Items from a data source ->

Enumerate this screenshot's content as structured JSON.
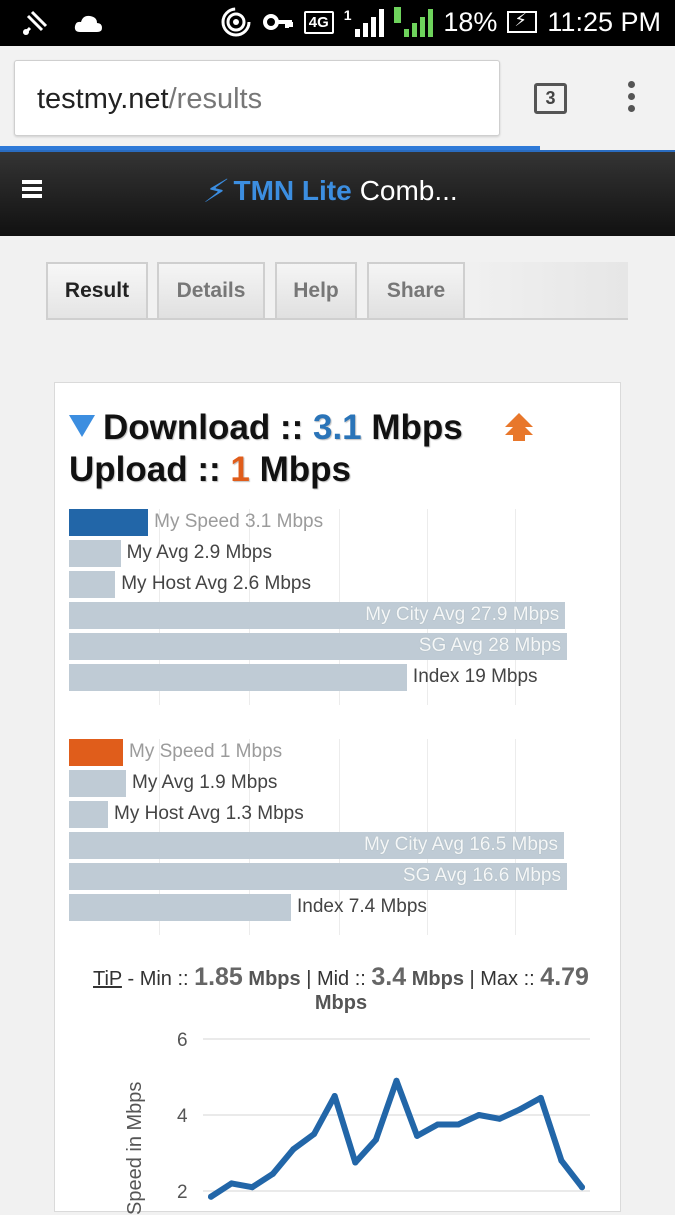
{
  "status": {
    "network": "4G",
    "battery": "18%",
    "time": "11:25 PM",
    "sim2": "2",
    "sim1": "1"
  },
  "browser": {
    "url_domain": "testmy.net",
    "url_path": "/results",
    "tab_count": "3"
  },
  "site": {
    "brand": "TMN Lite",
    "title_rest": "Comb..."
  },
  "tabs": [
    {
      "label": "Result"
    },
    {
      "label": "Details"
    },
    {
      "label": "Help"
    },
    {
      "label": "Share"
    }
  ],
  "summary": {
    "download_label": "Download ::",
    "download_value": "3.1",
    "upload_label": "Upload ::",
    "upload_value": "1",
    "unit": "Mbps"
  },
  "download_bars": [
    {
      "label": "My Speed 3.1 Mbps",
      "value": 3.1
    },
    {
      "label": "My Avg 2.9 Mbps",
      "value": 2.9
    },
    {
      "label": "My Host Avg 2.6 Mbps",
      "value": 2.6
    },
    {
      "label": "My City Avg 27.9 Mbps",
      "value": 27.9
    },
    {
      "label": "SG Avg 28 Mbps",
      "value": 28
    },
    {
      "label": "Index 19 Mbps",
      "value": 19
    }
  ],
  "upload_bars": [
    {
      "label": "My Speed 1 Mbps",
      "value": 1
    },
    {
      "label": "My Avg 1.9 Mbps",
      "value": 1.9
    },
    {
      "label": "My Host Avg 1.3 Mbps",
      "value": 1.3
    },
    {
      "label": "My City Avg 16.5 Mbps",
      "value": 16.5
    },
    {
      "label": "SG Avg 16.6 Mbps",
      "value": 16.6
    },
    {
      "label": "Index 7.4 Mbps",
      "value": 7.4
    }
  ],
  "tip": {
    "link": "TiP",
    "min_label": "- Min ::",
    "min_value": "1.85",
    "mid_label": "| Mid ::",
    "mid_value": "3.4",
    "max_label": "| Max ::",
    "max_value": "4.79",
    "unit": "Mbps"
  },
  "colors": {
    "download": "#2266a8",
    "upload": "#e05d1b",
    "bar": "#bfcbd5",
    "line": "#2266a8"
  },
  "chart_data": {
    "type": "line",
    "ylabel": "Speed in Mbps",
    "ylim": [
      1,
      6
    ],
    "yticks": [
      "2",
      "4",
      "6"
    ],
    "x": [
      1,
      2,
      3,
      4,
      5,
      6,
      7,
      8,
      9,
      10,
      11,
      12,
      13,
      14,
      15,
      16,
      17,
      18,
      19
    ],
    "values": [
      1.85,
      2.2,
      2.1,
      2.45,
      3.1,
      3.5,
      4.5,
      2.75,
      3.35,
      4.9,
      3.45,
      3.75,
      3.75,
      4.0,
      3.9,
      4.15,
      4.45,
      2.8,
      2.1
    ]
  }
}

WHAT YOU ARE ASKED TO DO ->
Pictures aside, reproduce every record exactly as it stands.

YOUR SOLUTION ->
Enumerate this screenshot's content as structured JSON.
{
  "status": {
    "network": "4G",
    "battery": "18%",
    "time": "11:25 PM",
    "sim2": "2",
    "sim1": "1"
  },
  "browser": {
    "url_domain": "testmy.net",
    "url_path": "/results",
    "tab_count": "3"
  },
  "site": {
    "brand": "TMN Lite",
    "title_rest": "Comb..."
  },
  "tabs": [
    {
      "label": "Result"
    },
    {
      "label": "Details"
    },
    {
      "label": "Help"
    },
    {
      "label": "Share"
    }
  ],
  "summary": {
    "download_label": "Download ::",
    "download_value": "3.1",
    "upload_label": "Upload ::",
    "upload_value": "1",
    "unit": "Mbps"
  },
  "download_bars": [
    {
      "label": "My Speed 3.1 Mbps",
      "value": 3.1
    },
    {
      "label": "My Avg 2.9 Mbps",
      "value": 2.9
    },
    {
      "label": "My Host Avg 2.6 Mbps",
      "value": 2.6
    },
    {
      "label": "My City Avg 27.9 Mbps",
      "value": 27.9
    },
    {
      "label": "SG Avg 28 Mbps",
      "value": 28
    },
    {
      "label": "Index 19 Mbps",
      "value": 19
    }
  ],
  "upload_bars": [
    {
      "label": "My Speed 1 Mbps",
      "value": 1
    },
    {
      "label": "My Avg 1.9 Mbps",
      "value": 1.9
    },
    {
      "label": "My Host Avg 1.3 Mbps",
      "value": 1.3
    },
    {
      "label": "My City Avg 16.5 Mbps",
      "value": 16.5
    },
    {
      "label": "SG Avg 16.6 Mbps",
      "value": 16.6
    },
    {
      "label": "Index 7.4 Mbps",
      "value": 7.4
    }
  ],
  "tip": {
    "link": "TiP",
    "min_label": "- Min ::",
    "min_value": "1.85",
    "mid_label": "| Mid ::",
    "mid_value": "3.4",
    "max_label": "| Max ::",
    "max_value": "4.79",
    "unit": "Mbps"
  },
  "colors": {
    "download": "#2266a8",
    "upload": "#e05d1b",
    "bar": "#bfcbd5",
    "line": "#2266a8"
  },
  "chart_data": {
    "type": "line",
    "ylabel": "Speed in Mbps",
    "ylim": [
      1,
      6
    ],
    "yticks": [
      "2",
      "4",
      "6"
    ],
    "x": [
      1,
      2,
      3,
      4,
      5,
      6,
      7,
      8,
      9,
      10,
      11,
      12,
      13,
      14,
      15,
      16,
      17,
      18,
      19
    ],
    "values": [
      1.85,
      2.2,
      2.1,
      2.45,
      3.1,
      3.5,
      4.5,
      2.75,
      3.35,
      4.9,
      3.45,
      3.75,
      3.75,
      4.0,
      3.9,
      4.15,
      4.45,
      2.8,
      2.1
    ]
  }
}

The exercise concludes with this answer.